Do any lines in the data below contain "icon"? If so, copy every one of them.

-- Extracted information follows --

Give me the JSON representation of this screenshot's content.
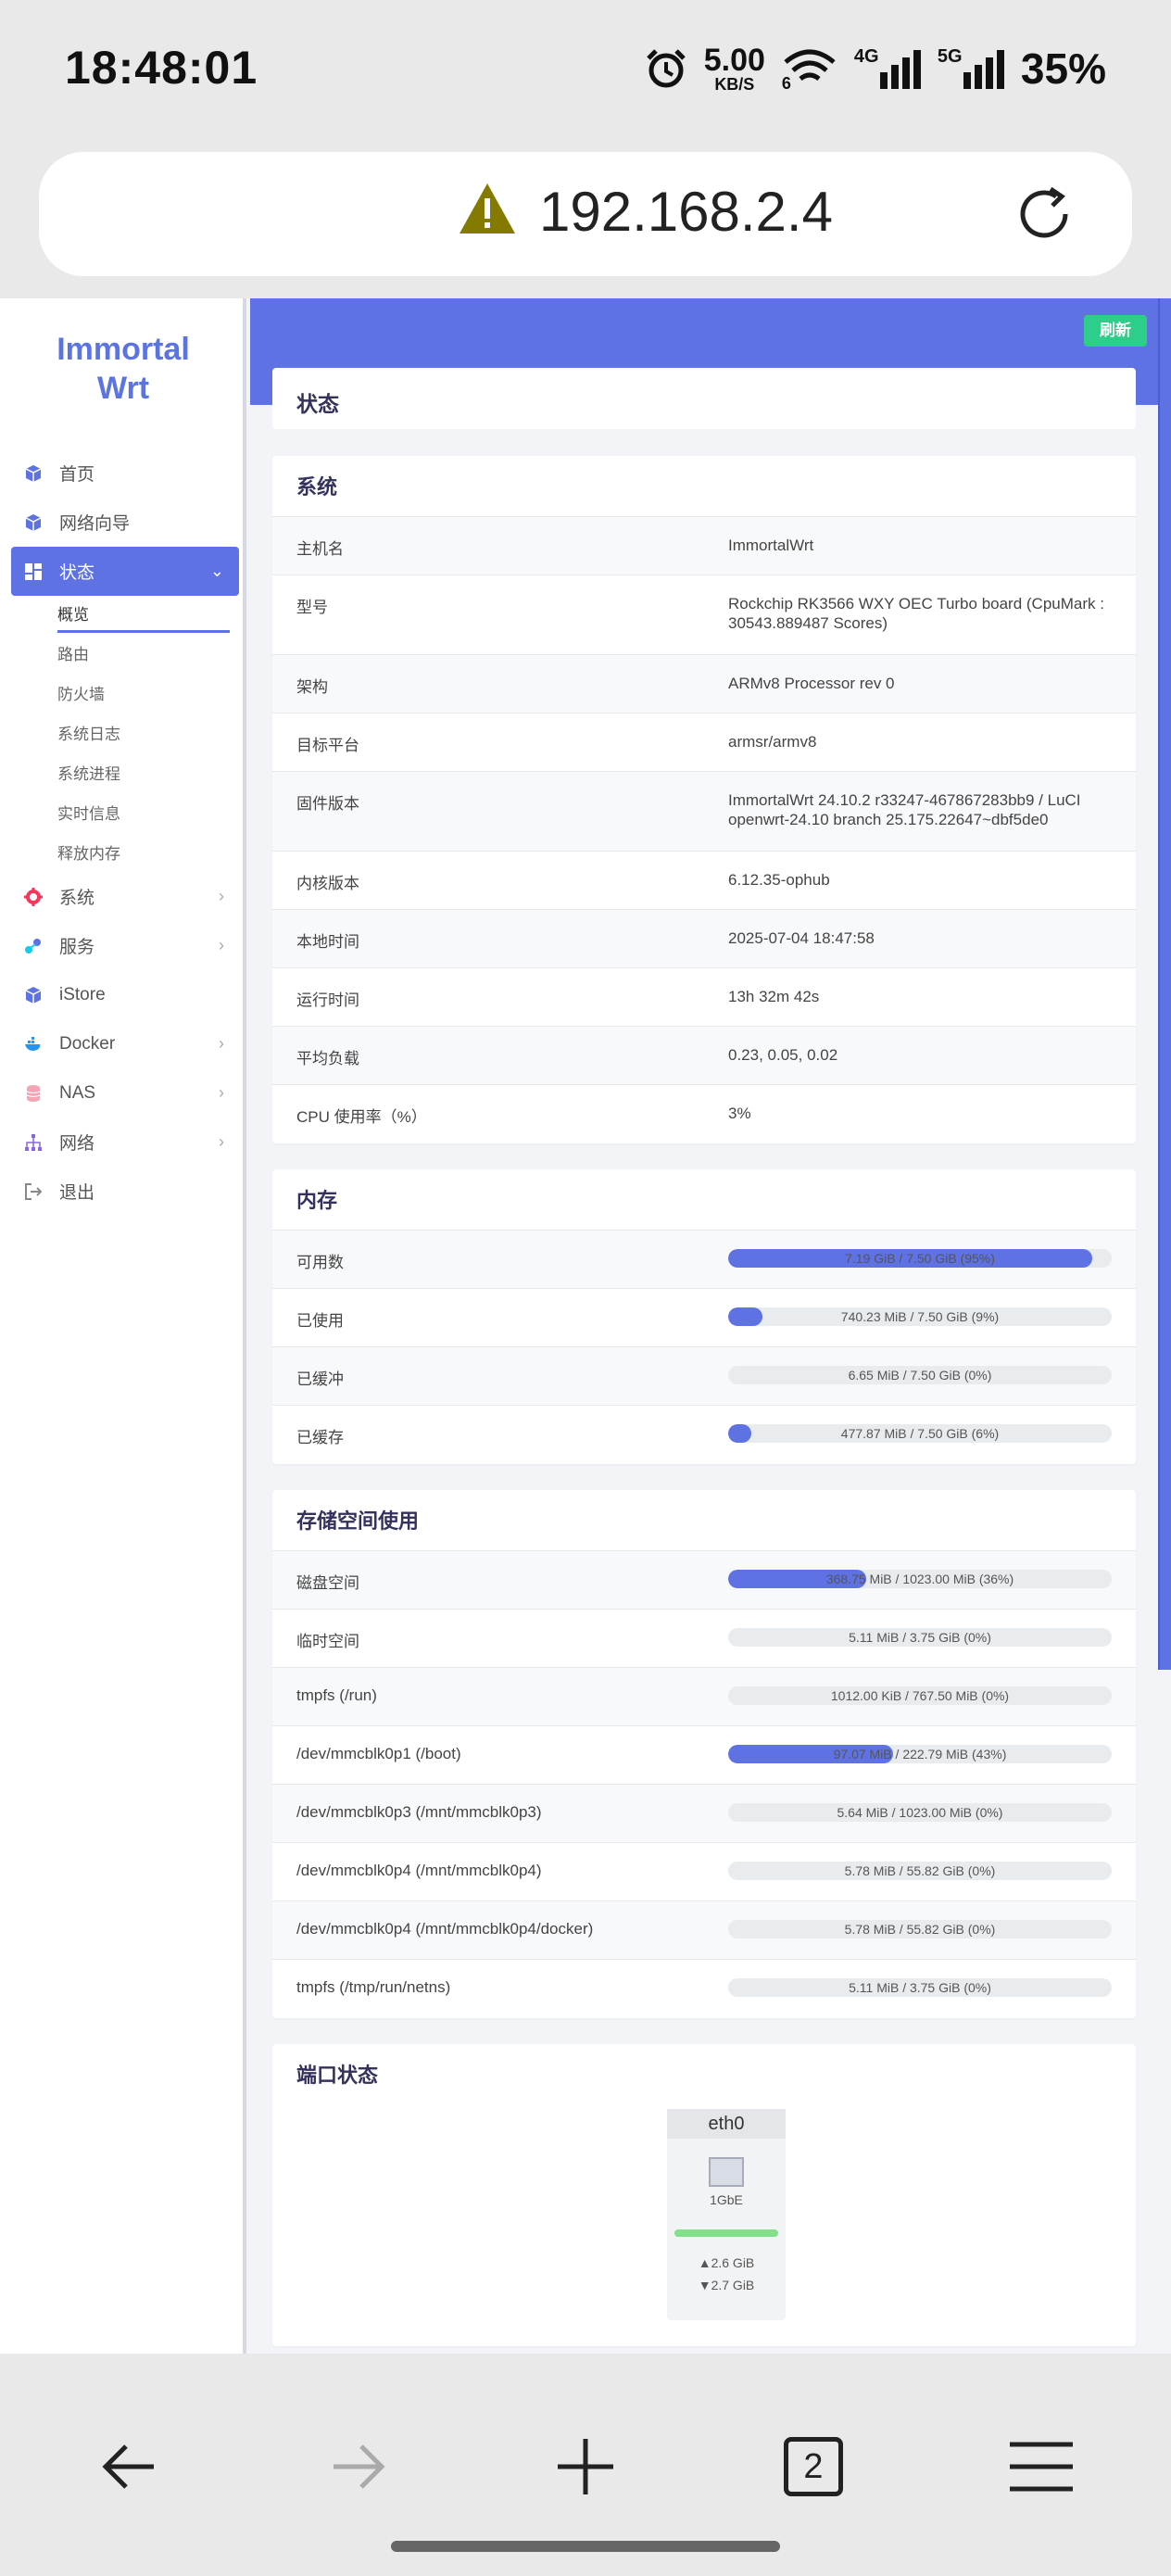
{
  "status_bar": {
    "time": "18:48:01",
    "net_speed_value": "5.00",
    "net_speed_unit": "KB/S",
    "wifi_label": "6",
    "sim1_label": "4G",
    "sim2_label": "5G",
    "battery": "35%"
  },
  "browser": {
    "url": "192.168.2.4",
    "tab_count": "2"
  },
  "sidebar": {
    "logo_line1": "Immortal",
    "logo_line2": "Wrt",
    "items": [
      {
        "label": "首页",
        "icon": "cube-icon"
      },
      {
        "label": "网络向导",
        "icon": "cube-icon"
      },
      {
        "label": "状态",
        "icon": "dashboard-icon"
      },
      {
        "label": "系统",
        "icon": "gear-icon"
      },
      {
        "label": "服务",
        "icon": "nodes-icon"
      },
      {
        "label": "iStore",
        "icon": "cube-icon"
      },
      {
        "label": "Docker",
        "icon": "docker-icon"
      },
      {
        "label": "NAS",
        "icon": "database-icon"
      },
      {
        "label": "网络",
        "icon": "sitemap-icon"
      },
      {
        "label": "退出",
        "icon": "logout-icon"
      }
    ],
    "status_sub": [
      "概览",
      "路由",
      "防火墙",
      "系统日志",
      "系统进程",
      "实时信息",
      "释放内存"
    ]
  },
  "header": {
    "refresh_label": "刷新",
    "page_title": "状态"
  },
  "system": {
    "title": "系统",
    "rows": [
      {
        "key": "主机名",
        "value": "ImmortalWrt"
      },
      {
        "key": "型号",
        "value": "Rockchip RK3566 WXY OEC Turbo board (CpuMark : 30543.889487 Scores)"
      },
      {
        "key": "架构",
        "value": "ARMv8 Processor rev 0"
      },
      {
        "key": "目标平台",
        "value": "armsr/armv8"
      },
      {
        "key": "固件版本",
        "value": "ImmortalWrt 24.10.2 r33247-467867283bb9 / LuCI openwrt-24.10 branch 25.175.22647~dbf5de0"
      },
      {
        "key": "内核版本",
        "value": "6.12.35-ophub"
      },
      {
        "key": "本地时间",
        "value": "2025-07-04 18:47:58"
      },
      {
        "key": "运行时间",
        "value": "13h 32m 42s"
      },
      {
        "key": "平均负载",
        "value": "0.23, 0.05, 0.02"
      },
      {
        "key": "CPU 使用率（%）",
        "value": "3%"
      }
    ]
  },
  "memory": {
    "title": "内存",
    "rows": [
      {
        "key": "可用数",
        "text": "7.19 GiB / 7.50 GiB (95%)",
        "percent": 95
      },
      {
        "key": "已使用",
        "text": "740.23 MiB / 7.50 GiB (9%)",
        "percent": 9
      },
      {
        "key": "已缓冲",
        "text": "6.65 MiB / 7.50 GiB (0%)",
        "percent": 0
      },
      {
        "key": "已缓存",
        "text": "477.87 MiB / 7.50 GiB (6%)",
        "percent": 6
      }
    ]
  },
  "storage": {
    "title": "存储空间使用",
    "rows": [
      {
        "key": "磁盘空间",
        "text": "368.75 MiB / 1023.00 MiB (36%)",
        "percent": 36
      },
      {
        "key": "临时空间",
        "text": "5.11 MiB / 3.75 GiB (0%)",
        "percent": 0
      },
      {
        "key": "tmpfs (/run)",
        "text": "1012.00 KiB / 767.50 MiB (0%)",
        "percent": 0
      },
      {
        "key": "/dev/mmcblk0p1 (/boot)",
        "text": "97.07 MiB / 222.79 MiB (43%)",
        "percent": 43
      },
      {
        "key": "/dev/mmcblk0p3 (/mnt/mmcblk0p3)",
        "text": "5.64 MiB / 1023.00 MiB (0%)",
        "percent": 0
      },
      {
        "key": "/dev/mmcblk0p4 (/mnt/mmcblk0p4)",
        "text": "5.78 MiB / 55.82 GiB (0%)",
        "percent": 0
      },
      {
        "key": "/dev/mmcblk0p4 (/mnt/mmcblk0p4/docker)",
        "text": "5.78 MiB / 55.82 GiB (0%)",
        "percent": 0
      },
      {
        "key": "tmpfs (/tmp/run/netns)",
        "text": "5.11 MiB / 3.75 GiB (0%)",
        "percent": 0
      }
    ]
  },
  "ports": {
    "title": "端口状态",
    "name": "eth0",
    "speed": "1GbE",
    "tx": "▲2.6 GiB",
    "rx": "▼2.7 GiB"
  },
  "colors": {
    "accent": "#5e72e4",
    "success": "#2dce89"
  }
}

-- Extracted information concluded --

> Written reply:
        "icon": "cube-icon"
        "icon": "cube-icon"
        "icon": "dashboard-icon"
        "icon": "gear-icon"
        "icon": "nodes-icon"
        "icon": "cube-icon"
        "icon": "docker-icon"
        "icon": "database-icon"
        "icon": "sitemap-icon"
        "icon": "logout-icon"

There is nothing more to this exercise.